President Barack Obama has brought new plans, some praised and others not so much. One of his most anticipated plans is the shutting down of Guantanamo Bay, which raises the question of how and where will the detainees be kept. A solution gaining popularity with speed in the Middle East is rehab centres to de-radicalize terrorists. Terrorists or jihadists complete a rehab course lasting eight to 12 weeks that includes religious classes, academic courses, therapy, constant access to libraries and recreational activities (like video games and sports), instead of Guantanamo's inhumane conditions. One of the most well-known, and successful, rehab programs today is run by Saudi Arabia at the Hayar Care Center, where some detainees can look forward to cash awards upon graduation.
There have been many cases of failed attempts at rehab and there have been some success stories as well. Ahmed Al-Shayea, for instance, completed the program and became its poster boy, advocating it to the press.
"There is no jihad," he said. "We are just instruments of death."
Rehab for militants and terrorists is advantageous only if other measures are taken with it. It can never be confirmed whether a convert truly is one or if it was all an act for the cash reward at the end. This would call for a longer rehab program, with psychiatrists examining detainees regularly and keeping tabs on students even after they graduate. What seems disturbing is that these individuals are let loose after a matter of weeks, when they were once detained for several years at a time. The mental stability of such a person is certainly not assured. If the world is to accept this as the next solution, then a stricter curriculum and a global standard needs to be implemented. As former CSIS chief and terrorism expert David Harris said, "It gives me no confidence that the Saudis are equipped, let alone seriously disposed, to bring about a shift in the behaviour of supremacist thinking. It sounds progressive, but then I wake up."
Truly, changing the supremacist thinking of most terrorists and leveling it down to one common mentality is quite a remarkable feat and can only be accomplished through trial and time. There is, however, another variable that could affect whether Canada comes to accept this and joins the several other countries, like Singapore, Egypt, Yemen, Iraq, Jordan, Great Britain and the Netherlands, that already have funding. From the recession, issues like wasteful spending can affect how much funding can be put into such a program. The British Defence Department lost £300 million due to poor bookkeeping and unexplained errors and Alberta's VIP jets reserved for cabinet ministers that flew 230 times without a single passenger, coming to a total of 65,000 kilometres basically wasted. If we cannot come up with the money, we can't do it.
In a situation where funding is possible and a program can be run, organizers would also have to look into the reaction of other non-terrorist detainees. It is extremely likely that other delinquents would find this approach completely unjust and like a vacation for terrorists.
Rehab can help detainees who have already committed their crimes and been caught. It can certainly change some perspectives and maybe reform a few. What it cannot do is prevent youngsters from becoming prey to militant instructors and distorted ideology in the future.
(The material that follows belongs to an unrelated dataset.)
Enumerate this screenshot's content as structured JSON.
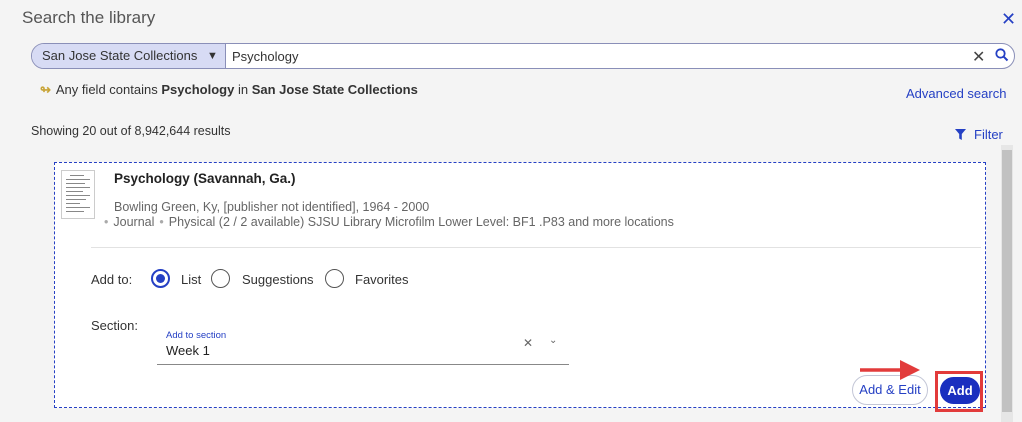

A youngster might think twice before becoming a full-fledged terrorist when presented with the notion that they might be imprisoned or sentenced to death, but will not do so when a luxurious house with room service and cash rewards lies at the end of the tunnel. One major function of incarceration is to deter future criminals, something that rehab cannot and does not do. A terrorist might not ever think about the consequences of committing a crime. It may pacify a terrorist, but cannot prevent someone from becoming one.
Before committing to rehab, countries must fully weigh all the options, benefits and disadvantages. Canada should consider adopting rehab, without letting loose its graduates, or abandoning the idea of incarceration. But for now, waiting for proper results of actual success rates might be the best option.